Novice Yoga Anxiety
by Janie Martin
“If you wish you were more flexible or more relaxed, give yoga a try. If you are nervous about going to a class, go with a friend. If people with serious diseases can participate and enjoy it, so can you.”
Joining a Yoga Class
One of the things on my long list of desired post-retirement activities was to join a yoga class. Several people had recommended this to me; and I heard and read good things about yoga for both building flexibility and improving balance. Those abilities deteriorate as we age, so the potential benefits were obvious. All the same it took a bit of guts to go to the first class.

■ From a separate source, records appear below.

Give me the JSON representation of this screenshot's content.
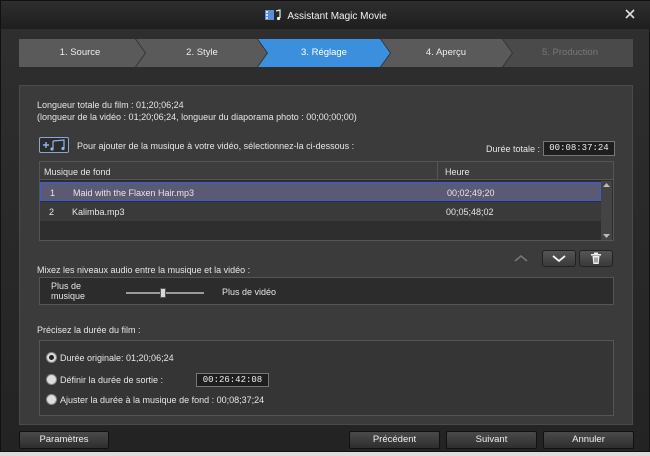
{
  "window": {
    "title": "Assistant Magic Movie",
    "icon": "film-music-icon",
    "close_icon": "close-icon"
  },
  "steps": [
    {
      "label": "1. Source",
      "state": "done"
    },
    {
      "label": "2. Style",
      "state": "done"
    },
    {
      "label": "3. Réglage",
      "state": "active"
    },
    {
      "label": "4. Aperçu",
      "state": "pending"
    },
    {
      "label": "5. Production",
      "state": "disabled"
    }
  ],
  "info": {
    "total_length": "Longueur totale du film : 01;20;06;24",
    "detail": "(longueur de la vidéo : 01;20;06;24, longueur du diaporama photo : 00;00;00;00)"
  },
  "music": {
    "add_music_icon": "add-music-icon",
    "instruction": "Pour ajouter de la musique à votre vidéo, sélectionnez-la ci-dessous :",
    "total_label": "Durée totale :",
    "total_value": "00:08:37:24",
    "columns": [
      "Musique de fond",
      "Heure"
    ],
    "rows": [
      {
        "index": "1",
        "name": "Maid with the Flaxen Hair.mp3",
        "time": "00;02;49;20",
        "selected": true
      },
      {
        "index": "2",
        "name": "Kalimba.mp3",
        "time": "00;05;48;02",
        "selected": false
      }
    ],
    "move_up_icon": "chevron-up-icon",
    "move_down_icon": "chevron-down-icon",
    "delete_icon": "trash-icon"
  },
  "mix": {
    "title": "Mixez les niveaux audio entre la musique et la vidéo :",
    "left_label": "Plus de musique",
    "right_label": "Plus de vidéo",
    "level": 0.5
  },
  "duration": {
    "title": "Précisez la durée du film :",
    "options": [
      {
        "label": "Durée originale: 01;20;06;24",
        "checked": true
      },
      {
        "label": "Définir la durée de sortie :",
        "checked": false
      },
      {
        "label": "Ajuster la durée à la musique de fond : 00;08;37;24",
        "checked": false
      }
    ],
    "output_value": "00:26:42:08"
  },
  "buttons": {
    "settings": "Paramètres",
    "previous": "Précédent",
    "next": "Suivant",
    "cancel": "Annuler"
  },
  "colors": {
    "active_step": "#3b8fdc",
    "selected_row": "#5a5a74",
    "selected_border": "#3d5bd6"
  }
}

Joining an activity where most people have been participating as a group for a while is a little intimidating. There is the factor of feeling out of place, fear of not being able to learn or keep up, or becoming a laughingstock.
But all it took was one class for me to feel at home and know that I was going to both benefit from and enjoy participating. The group was welcoming and warm, and the instructor immediately put me at ease. I went from hiding in the furthest corner of the room to being comfortable in the first row within two weeks.
Find A Type of Yoga You Enjoy and a Teacher Who Can Adapt for Your Needs
There are several different types of yoga, so you might need to experiment a little to find what is best for you. There are even “chair yoga” classes for those who have balance problems or difficulty with kneeling postures.
When I moved to Wisconsin I hated to leave my old class and instructor, but luckily I immediately found a class with an equally good instructor. And the diverse people in my new class have become friends like my old classmates were.
We all have two things in common; we were able to summon the courage to try class for the first time; and we all find the activity beneficial. Other than that we are all different – some in great shape, some a bit rust-bound and some who have not done any physical activity their entire lives. Some wear old sweat pants and loose t-shirts; some have slick exercise clothing. We all fit in, and we all encourage each other.
Some class members have some physical limitations, but the instructor is good at modifying the activities so they can fully participate. Some have what the instructor cheerfully calls “cranky” knees or a shoulder that doesn’t want to cooperate – but she continually urges us to stay in the zone of halfway between easy and hard effort – a perfect way to avoid injury but still benefit from movement. I always leave feeling better than when I walked in.
Classes with Camaraderie, Not Competition
Now that my husband is retired, he too goes to a class – one targeted for men with a male instructor. Using our bodies in class, the focus is on celebrating what we CAN do, not on what our bodies won’t let us do. There is no scorekeeping, no competition, and no comparisons. Chatter before class is about gardening, families, and hobbies. There is a lot of laughing, and those who miss class are warmly welcomed back after vacation or surgeries.
You Can Do It
So here are my thoughts for you if you have ever considered yoga. If you wish you were more flexible or more relaxed, give yoga a try. If you are nervous about going to a class, go with a friend. If people with serious diseases can participate and enjoy it, so can you. If a class member who told me she is seriously in a battle for her life can give it a try for the first time, so can you.
Janie Martin is retired and a student at 5 Koshas Yoga & Wellness. She tends her horses and cats and writes in western Marathon County.